Search the data for the string "this" and copy each line where it turns up.

**Dataset records**
=== Begin Enclosure ===
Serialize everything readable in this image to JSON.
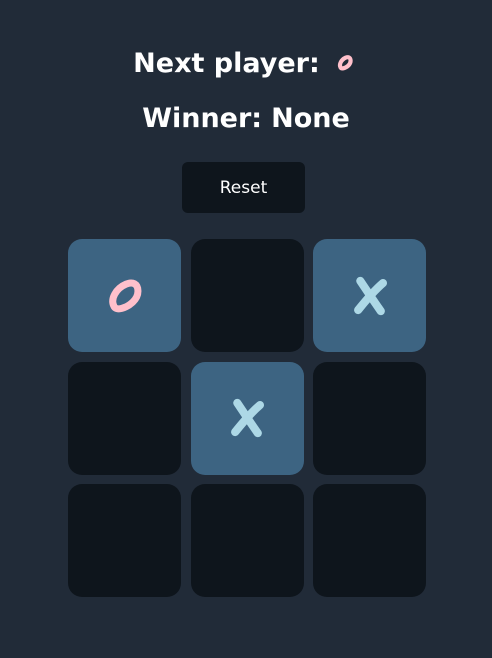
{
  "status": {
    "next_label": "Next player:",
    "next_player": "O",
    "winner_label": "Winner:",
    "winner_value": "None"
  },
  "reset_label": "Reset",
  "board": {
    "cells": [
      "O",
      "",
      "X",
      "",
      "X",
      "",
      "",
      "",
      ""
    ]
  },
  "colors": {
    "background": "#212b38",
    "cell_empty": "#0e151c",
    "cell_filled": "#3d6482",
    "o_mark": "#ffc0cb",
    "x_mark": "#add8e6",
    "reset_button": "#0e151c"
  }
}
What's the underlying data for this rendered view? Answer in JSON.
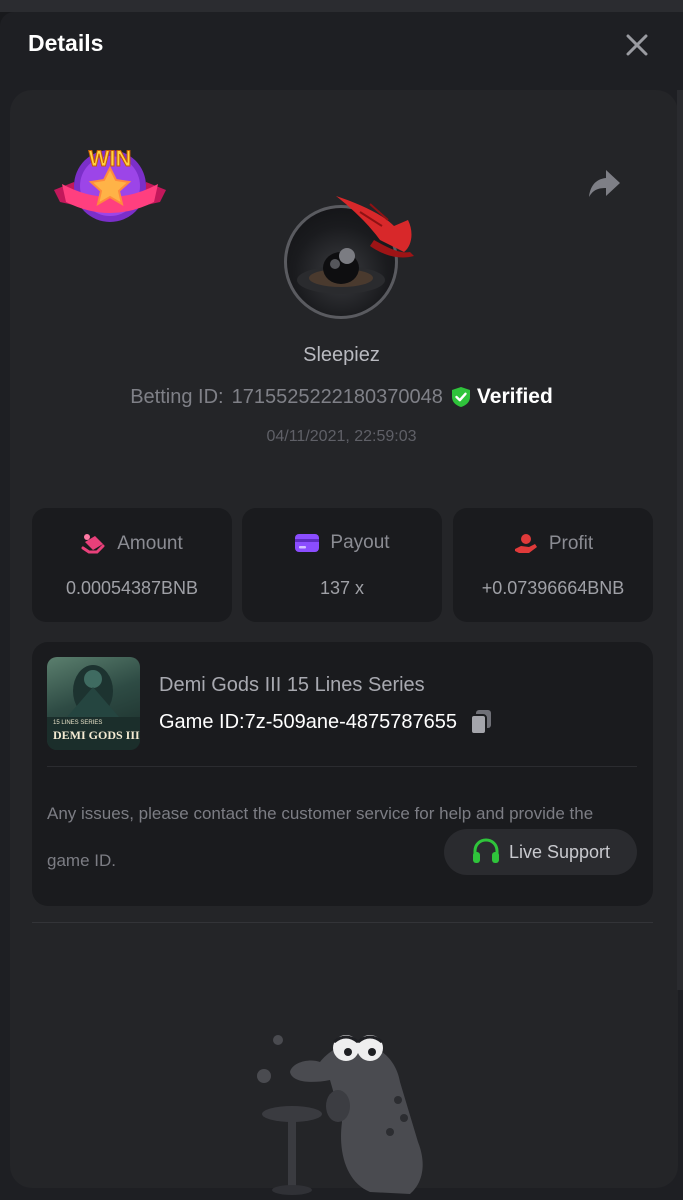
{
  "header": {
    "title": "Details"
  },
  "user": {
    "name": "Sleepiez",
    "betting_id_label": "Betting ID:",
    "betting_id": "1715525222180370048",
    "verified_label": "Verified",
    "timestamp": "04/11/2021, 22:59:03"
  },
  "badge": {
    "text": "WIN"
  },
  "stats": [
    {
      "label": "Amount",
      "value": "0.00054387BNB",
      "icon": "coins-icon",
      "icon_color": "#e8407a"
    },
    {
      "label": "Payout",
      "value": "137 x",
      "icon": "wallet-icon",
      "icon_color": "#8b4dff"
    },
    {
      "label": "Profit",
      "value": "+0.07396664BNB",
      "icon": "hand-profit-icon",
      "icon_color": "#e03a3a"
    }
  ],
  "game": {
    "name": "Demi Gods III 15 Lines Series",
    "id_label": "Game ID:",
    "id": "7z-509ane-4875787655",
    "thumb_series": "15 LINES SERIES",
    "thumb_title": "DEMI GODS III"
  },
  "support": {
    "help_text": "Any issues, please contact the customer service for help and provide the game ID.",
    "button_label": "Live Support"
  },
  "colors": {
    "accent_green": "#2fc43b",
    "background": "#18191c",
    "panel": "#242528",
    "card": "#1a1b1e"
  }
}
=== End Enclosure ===
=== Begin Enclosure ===
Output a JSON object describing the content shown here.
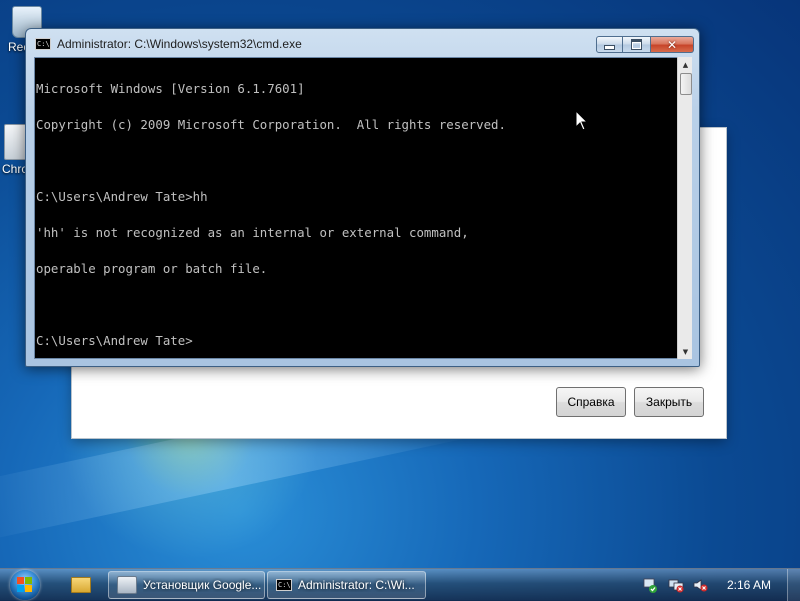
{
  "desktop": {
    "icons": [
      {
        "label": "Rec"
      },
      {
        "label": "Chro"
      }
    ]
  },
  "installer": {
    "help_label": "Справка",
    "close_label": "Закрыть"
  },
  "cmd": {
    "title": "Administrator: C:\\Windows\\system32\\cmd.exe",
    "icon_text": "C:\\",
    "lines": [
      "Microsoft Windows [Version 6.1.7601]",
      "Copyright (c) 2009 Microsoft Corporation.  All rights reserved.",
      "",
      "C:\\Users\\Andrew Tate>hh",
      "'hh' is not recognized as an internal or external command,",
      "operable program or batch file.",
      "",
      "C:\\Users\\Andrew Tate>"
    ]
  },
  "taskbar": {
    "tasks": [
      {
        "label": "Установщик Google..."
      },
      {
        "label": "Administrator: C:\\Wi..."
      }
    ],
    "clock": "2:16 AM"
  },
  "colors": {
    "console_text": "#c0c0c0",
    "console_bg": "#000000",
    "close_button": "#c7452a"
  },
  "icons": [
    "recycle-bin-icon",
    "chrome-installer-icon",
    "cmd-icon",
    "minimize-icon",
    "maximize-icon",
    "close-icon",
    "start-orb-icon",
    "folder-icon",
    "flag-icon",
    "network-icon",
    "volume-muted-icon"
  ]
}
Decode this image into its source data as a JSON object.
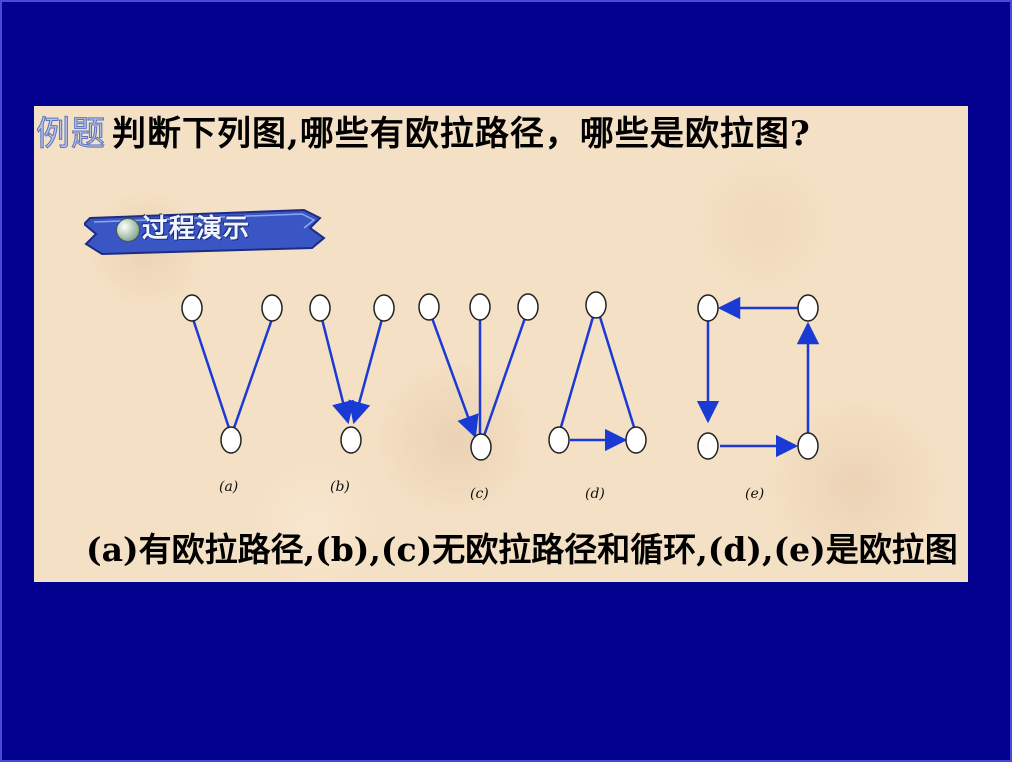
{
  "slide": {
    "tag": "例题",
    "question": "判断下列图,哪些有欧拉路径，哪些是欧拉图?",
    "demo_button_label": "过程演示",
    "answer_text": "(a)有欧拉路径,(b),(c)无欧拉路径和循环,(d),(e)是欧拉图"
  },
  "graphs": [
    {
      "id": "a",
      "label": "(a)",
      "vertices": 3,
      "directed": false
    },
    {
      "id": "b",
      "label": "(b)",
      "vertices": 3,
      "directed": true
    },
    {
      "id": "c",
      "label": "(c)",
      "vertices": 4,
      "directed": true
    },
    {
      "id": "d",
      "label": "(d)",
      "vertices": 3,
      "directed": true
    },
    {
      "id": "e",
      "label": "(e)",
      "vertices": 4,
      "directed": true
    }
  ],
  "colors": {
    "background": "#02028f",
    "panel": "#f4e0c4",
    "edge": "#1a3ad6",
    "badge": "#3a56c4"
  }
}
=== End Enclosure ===
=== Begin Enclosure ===
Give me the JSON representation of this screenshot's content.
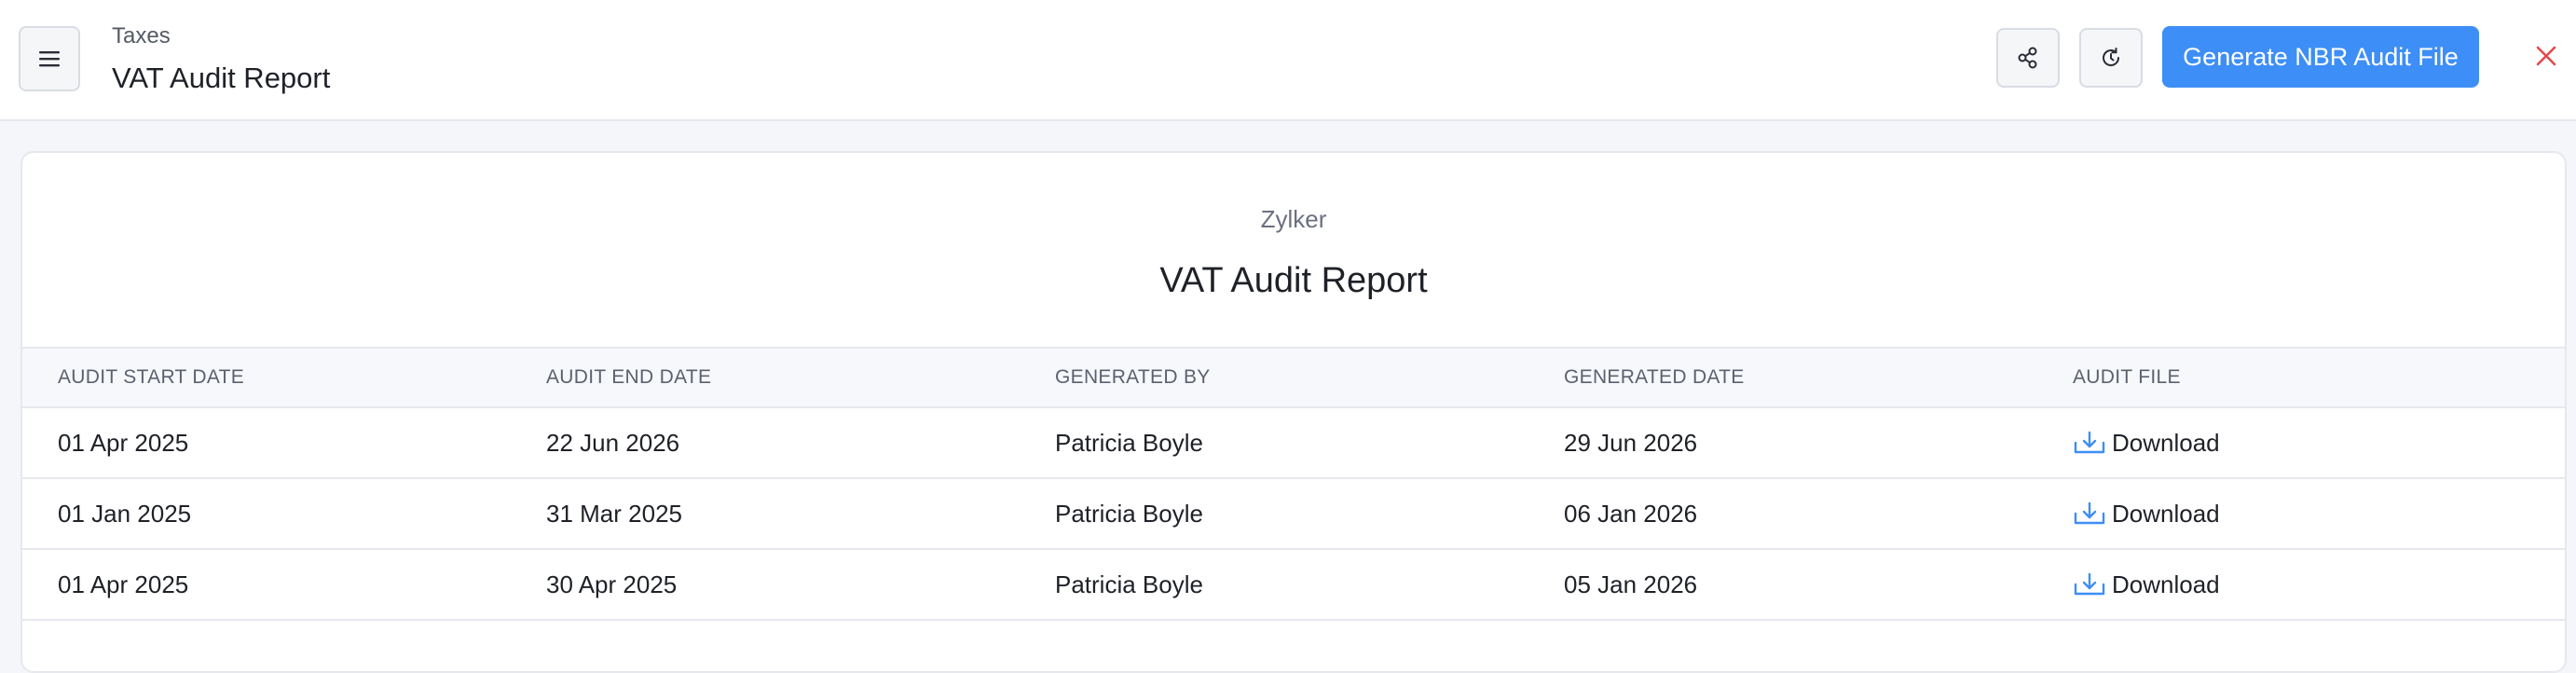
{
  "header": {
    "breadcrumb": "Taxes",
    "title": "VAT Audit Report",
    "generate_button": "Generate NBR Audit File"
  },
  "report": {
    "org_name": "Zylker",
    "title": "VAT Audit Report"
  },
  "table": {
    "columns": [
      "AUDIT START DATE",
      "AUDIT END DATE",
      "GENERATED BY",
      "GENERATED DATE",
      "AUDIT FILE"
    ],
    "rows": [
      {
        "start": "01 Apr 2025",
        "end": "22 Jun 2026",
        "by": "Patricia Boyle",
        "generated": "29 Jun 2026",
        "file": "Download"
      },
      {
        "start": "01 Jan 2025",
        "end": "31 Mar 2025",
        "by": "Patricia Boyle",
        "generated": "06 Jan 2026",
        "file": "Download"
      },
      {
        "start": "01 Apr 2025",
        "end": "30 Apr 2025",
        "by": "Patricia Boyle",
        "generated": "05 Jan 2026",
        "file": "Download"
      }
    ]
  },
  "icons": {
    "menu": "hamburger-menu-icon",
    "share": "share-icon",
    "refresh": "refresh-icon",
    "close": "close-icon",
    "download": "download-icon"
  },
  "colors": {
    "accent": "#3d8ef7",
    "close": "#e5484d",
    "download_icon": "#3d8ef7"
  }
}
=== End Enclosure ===
**Output of the exercise**
Serialize everything readable in this image to JSON.
What's the underlying data for this rendered view? Answer in JSON.
Decode this image into its source data as a JSON object.
Give me the JSON representation of this screenshot's content.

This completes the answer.